In general, you can't deduct an expense you incur on behalf of your corporation, even if it is a legitimate "trade or business" expense and even where the corporation is financially troubled. This is because a taxpayer can only deduct expenses that are his own. And since your corporation's legal existence as a separate entity must be respected, the corporation's costs aren't yours and thus can't be deducted even if you in fact pay them. What's more, the corporation won't be able to deduct them either because it didn't pay them itself. Therefore, it shouldn't be a practice of a corporation's officers or major shareholders to cover corporate costs.
On the other hand, if a corporate executive incurs costs which relate to an essential part of his duties as an executive they may be deductible as ordinary and necessary expenses related to his "trade or business" of being an executive. If you wish to set up an arrangement providing for payments to you and safeguarding their deductibility, a provision should be included in your employment contract with the corporation stating the types of expenses which are part of your duties and authorizing you to incur them. For example, you may be authorized to attend out of town business conferences on the corporation's behalf at your personal expense.
Alternatively, to avoid the complete loss of any deductions by both yourself and the corporation, an arrangement should be in place under which the corporation reimburses you for the expenses you incur. This will at least allow the corporation to deduct the amount of the reimbursement.
Please contact us if you would like assistance regarding any of the above or if you wish to discuss any of these matters further.

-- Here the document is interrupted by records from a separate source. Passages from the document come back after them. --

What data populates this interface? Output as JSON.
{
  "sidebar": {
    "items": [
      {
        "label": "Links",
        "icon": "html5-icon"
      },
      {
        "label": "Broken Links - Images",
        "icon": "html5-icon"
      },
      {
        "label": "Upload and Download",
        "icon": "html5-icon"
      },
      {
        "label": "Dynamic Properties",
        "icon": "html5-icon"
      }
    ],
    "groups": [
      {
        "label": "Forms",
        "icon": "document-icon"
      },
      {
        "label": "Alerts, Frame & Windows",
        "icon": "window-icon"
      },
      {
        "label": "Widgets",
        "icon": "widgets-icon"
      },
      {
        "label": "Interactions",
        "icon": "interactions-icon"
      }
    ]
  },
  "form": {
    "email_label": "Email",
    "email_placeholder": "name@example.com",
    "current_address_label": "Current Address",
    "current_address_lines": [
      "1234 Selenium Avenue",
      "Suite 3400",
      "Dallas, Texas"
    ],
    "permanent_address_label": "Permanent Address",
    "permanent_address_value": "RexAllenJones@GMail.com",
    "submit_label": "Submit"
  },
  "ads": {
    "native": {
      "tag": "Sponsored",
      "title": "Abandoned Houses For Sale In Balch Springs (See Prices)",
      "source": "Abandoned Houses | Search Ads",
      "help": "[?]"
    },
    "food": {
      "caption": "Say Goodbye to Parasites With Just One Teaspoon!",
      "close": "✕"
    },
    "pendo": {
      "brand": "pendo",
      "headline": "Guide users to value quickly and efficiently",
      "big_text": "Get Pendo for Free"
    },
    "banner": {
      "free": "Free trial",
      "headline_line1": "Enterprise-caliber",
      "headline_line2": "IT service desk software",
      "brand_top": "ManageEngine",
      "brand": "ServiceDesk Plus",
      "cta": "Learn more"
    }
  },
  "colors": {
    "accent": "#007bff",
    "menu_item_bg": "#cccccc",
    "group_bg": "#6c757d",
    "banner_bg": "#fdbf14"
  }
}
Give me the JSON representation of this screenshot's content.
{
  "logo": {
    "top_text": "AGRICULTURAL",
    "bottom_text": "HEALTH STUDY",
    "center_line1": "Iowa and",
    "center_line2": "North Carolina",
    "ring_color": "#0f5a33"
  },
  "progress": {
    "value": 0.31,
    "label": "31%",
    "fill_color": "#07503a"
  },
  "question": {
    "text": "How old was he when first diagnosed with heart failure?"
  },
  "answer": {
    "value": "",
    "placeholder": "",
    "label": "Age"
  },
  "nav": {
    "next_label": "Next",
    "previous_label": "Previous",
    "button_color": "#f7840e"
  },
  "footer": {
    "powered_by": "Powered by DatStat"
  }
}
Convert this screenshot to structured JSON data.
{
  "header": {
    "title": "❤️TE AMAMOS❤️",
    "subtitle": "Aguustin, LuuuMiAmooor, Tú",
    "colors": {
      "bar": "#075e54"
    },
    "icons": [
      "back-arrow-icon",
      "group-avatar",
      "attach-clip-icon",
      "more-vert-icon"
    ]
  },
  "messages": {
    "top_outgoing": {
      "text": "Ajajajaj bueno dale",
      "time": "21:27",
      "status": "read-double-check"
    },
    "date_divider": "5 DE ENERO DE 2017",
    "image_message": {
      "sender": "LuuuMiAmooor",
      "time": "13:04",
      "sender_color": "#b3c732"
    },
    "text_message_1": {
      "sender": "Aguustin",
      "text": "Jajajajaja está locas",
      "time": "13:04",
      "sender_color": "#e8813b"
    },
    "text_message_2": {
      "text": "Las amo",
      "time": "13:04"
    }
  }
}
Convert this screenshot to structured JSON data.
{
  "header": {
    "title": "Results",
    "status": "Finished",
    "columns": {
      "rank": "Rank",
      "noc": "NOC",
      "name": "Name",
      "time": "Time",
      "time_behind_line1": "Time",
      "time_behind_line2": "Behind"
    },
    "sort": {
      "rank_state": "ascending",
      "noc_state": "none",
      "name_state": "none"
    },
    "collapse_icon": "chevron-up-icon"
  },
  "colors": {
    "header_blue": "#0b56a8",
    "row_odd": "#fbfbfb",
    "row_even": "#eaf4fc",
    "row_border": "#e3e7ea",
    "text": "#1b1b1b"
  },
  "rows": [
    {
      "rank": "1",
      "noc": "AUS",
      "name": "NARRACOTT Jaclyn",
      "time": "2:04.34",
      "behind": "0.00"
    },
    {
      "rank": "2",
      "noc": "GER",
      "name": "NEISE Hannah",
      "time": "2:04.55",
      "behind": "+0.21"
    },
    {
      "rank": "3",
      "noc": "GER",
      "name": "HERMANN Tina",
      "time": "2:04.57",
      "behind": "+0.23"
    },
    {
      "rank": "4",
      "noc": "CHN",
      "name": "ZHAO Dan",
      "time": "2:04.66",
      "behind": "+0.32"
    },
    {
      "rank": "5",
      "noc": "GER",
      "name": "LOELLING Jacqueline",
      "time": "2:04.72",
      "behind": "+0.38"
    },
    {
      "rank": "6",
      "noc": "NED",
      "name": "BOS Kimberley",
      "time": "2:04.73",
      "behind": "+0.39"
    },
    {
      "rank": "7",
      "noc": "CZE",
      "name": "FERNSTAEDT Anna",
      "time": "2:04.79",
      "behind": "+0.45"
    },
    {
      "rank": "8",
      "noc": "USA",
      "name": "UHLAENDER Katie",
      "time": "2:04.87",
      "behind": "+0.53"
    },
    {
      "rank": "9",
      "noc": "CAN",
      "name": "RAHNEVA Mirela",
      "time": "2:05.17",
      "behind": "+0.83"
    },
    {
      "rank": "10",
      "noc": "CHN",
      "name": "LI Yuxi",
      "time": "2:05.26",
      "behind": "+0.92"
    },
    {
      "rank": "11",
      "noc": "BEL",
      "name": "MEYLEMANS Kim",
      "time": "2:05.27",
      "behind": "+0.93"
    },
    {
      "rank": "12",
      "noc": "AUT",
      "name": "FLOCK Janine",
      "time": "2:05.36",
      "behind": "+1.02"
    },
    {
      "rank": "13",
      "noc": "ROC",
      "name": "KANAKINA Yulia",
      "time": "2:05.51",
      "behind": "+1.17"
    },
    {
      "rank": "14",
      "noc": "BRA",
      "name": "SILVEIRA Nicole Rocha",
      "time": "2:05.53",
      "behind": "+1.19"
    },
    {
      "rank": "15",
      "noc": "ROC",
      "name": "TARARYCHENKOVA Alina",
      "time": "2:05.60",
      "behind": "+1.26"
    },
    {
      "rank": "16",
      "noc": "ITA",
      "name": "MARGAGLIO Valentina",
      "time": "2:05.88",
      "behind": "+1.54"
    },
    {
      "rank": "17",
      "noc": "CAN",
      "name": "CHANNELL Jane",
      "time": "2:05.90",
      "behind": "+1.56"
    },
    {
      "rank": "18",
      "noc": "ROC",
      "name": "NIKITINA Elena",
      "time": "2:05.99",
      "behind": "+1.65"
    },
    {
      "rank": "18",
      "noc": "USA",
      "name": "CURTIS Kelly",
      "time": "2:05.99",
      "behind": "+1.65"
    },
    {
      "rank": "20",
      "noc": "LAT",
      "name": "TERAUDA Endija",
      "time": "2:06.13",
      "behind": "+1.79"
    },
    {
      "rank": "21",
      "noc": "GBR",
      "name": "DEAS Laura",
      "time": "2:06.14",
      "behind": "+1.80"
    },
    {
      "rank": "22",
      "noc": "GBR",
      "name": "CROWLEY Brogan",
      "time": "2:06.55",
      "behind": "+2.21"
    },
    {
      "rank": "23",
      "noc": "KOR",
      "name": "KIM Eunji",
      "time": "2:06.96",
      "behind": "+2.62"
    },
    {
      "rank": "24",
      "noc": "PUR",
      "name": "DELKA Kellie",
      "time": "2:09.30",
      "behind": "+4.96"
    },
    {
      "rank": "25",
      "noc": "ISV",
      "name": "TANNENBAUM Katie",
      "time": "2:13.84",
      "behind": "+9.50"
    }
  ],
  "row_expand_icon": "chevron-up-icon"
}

Monday, April 6, 2020

Part 3 of 3 - Federal and State Emergency Small Business Programs

The chart below compares grant and loan programs available at the state level for Illinois and Indiana businesses.  Please contact us with any questions.  This information is current as of 4/4/2020.
 Small Business Programs3.xlsx

Program/ Benefit

Illinois Small Business Emergency Loan Fund

Downstate Small Business Stabilization Program

Indiana Rapid Response Loan Fund






Inexpensive financing opportunity for business affected by Coronavirus

Quick relief for businesses affected by Coronavirus

Inexpensive financing opportunity for business affected by Coronavirus


Up to $50,000

Up to $25,000

Up to $25,000

Eligibility/ Eligible Expenses

Working Capital; 50% of loan must be used for payroll

Working Capital; costs incurred after date of grant award

Wages, insurance premiums, other expenses

Applicable Dates


Until funds are exhausted


Proof of Urgent Need required

Other Info

Low interest loan of up to

$50,000 with 5 year repayment period, 6 month payment deferral, 3% interest rate

Grant of up to $25,000 per business based on 60 days of working capital

Loan up to $25,000 at 3.75% rate


Business outside City of

Under 50 employees, not

Not agricultural enterprises,


Chicago, Under 50 employees

located in an ineligible

religious or charitable

and $3 M in revenue; Must

community or county; must

organizations or businesses with

experience at least 25% decrease

demonstrate urgent need in

1/3 or more of revenue from

in revenues; Not available for

relation to the COVID-19

gambling activities

non-profits or farms

emergency and commit to

retaining jobs

Employee limits



Self Employed?

Yes, but must employ at least one person other than the owner

How to Apply

In conjunction with local



government (city, village,